Still, said ages better appreciate electronica, EDM, hip-hop, and indie music — BUKU doesn’t try and loop in every act in the world, and instead focuses on the music it loves, plus creating a curated underground house party experience (albeit a party with a ton of sweet art installations). BUKU takes place at Blaine Kern’s Mardi Gras World along the Mississippi Riverfront. There are four stages, two of which are outdoors. Art demos include the annual Live Graffiti Gallery and a collaborative mural by street art stars. Lana del Ray and A$AP are among the headliners this year. One-day passes start at $105.

Tennessee Williams Literary Festival

Writers have always been drawn to New Orleans. Few cities in America (or the world, really), can match this town for its atmosphere, sense of place, or penchant for fun and pathos (all good elements of a writing life).
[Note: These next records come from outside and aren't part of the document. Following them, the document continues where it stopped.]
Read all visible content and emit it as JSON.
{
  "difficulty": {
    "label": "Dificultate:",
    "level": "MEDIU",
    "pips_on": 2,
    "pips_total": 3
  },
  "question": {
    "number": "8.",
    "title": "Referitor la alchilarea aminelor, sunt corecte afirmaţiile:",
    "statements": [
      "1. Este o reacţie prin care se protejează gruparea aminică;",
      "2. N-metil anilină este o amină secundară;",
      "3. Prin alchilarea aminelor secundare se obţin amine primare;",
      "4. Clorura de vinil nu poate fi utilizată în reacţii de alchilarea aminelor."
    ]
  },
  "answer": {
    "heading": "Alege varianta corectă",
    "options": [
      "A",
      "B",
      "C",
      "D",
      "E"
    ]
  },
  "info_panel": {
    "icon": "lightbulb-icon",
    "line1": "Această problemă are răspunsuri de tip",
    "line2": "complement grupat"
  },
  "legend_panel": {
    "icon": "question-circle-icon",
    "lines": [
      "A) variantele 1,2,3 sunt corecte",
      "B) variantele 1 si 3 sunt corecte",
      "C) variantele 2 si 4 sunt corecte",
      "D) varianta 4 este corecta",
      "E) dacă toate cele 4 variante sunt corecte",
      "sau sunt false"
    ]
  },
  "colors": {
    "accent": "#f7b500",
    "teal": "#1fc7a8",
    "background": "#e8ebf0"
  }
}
The Tennessee Williams Literary Festival celebrates this city’s love affair with the written word, as well as writers’ love affair with New Orleans. Notable authors will be in attendance, hosting seminars, workshops and lectures. Plus, this being the Tennessee Williams Festival, there is, of course, a “Stella” and “Stanley” contest, which involves folks screaming out the iconic scene from A Streetcar Named Desire to appreciative crowds on Jackson Square.

This year the festival’s organizers promise a “dynamic staged reading of A Confederacy of Dunces that will include projections, music, and costumes.” The 2019 program will also include a scholars conference; breakfast book club, walking tours, a book fair, and more.
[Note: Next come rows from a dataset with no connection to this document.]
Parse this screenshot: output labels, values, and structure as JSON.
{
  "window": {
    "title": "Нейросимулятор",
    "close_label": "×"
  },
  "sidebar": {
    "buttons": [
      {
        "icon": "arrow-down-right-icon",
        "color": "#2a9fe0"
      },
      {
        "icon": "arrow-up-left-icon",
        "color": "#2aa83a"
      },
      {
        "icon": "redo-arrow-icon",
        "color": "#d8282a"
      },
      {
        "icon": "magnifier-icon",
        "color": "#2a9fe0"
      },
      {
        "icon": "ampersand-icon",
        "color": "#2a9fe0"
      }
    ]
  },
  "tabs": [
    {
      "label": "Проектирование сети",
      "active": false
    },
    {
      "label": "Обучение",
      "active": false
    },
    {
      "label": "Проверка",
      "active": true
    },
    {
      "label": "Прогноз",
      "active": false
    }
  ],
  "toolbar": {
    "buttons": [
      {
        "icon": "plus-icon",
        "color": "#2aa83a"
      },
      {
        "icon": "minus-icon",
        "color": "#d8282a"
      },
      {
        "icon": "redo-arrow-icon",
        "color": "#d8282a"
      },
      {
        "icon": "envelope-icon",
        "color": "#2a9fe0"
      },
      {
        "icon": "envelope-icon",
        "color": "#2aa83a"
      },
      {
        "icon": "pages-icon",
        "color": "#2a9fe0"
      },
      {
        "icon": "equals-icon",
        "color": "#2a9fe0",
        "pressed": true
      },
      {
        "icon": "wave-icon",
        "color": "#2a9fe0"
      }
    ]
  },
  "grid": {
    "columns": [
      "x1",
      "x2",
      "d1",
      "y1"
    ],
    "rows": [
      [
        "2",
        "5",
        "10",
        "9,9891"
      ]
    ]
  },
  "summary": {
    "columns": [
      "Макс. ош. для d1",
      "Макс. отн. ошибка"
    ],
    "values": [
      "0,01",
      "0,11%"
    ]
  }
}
Note that on March 29-31, the city will also host the Saints & Sinners Literary Festival, an alternative literary event that celebrates LGBTQ authors. The three-day festival will include panel discussions, master classes, and a fair amount of networking opportunities between authors, editors and publishers.

Hogs for the Cause

In late spring, the hot scent of BBQ will once again mix with the twang of electric guitars at the UNO Lakefront Arena. Hogs for the Cause is an annual celebration of whole hog roasts and local music (with some national acts in the lineup as well). The event brings awareness to pediatric brain cancer, and the founders have — at least in this city — pioneered the idea of turning a hog roast into a charity event. The goal was to have a good time for a purpose — the more you drink, the more you eat, the more you help.

The event began modestly in 2009 at The Fly at Audubon Park with maybe 200 people, and has now expanded into a massively popular regular on the city’s culinary and music calendar. This year’s music lineup includes the Hot 8 Brass Band, Lost Bayou Ramblers, and Dumpstaphunk with George Porter, Jr. Tickets start $30.

Congo Square New World Rhythms Festival

The musical heritage of New Orleans follows a line that can be traced all the way back to Africa, where the black diaspora begins. The music of that continent evolved here and in the Caribbean, influenced by Europe and indigenous music, into the forms and traditions that are the core of today’s New Orleans sound.

This vital legacy is celebrated in Armstrong Park, on the grounds of Congo Square, where local slaves were once permitted to practice the musical traditions of Africa and the Caribbean. The

New World Rhythms Festival is a celebration of global and local music, and offers both amazing food and a fantastic lineup of music. Presented by the New Orleans Jazz & Heritage Foundation, the festival features Mardi Gras Indians, African dance, brass bands, soul-funk, as well as indigenous music of Honduras, and highlife from West Africa. The large art market and a Soul Food Court complete the experience.

Don’t miss one of the fest’s highlights, the Mardi Gras Indian “battle” — when the tribes gather in the center of the square, plus the festival’s largest to date assemblage of New Orleans-based African dance troupes (they will all perform on Sunday). Big Chief Monk Boudreaux, the Grammy-winning Rebirth Brass Band, and the Original Pinettes Brass Band are scheduled to perform. And, the festival is free, so you have no excuse not to go.

Happy Spring!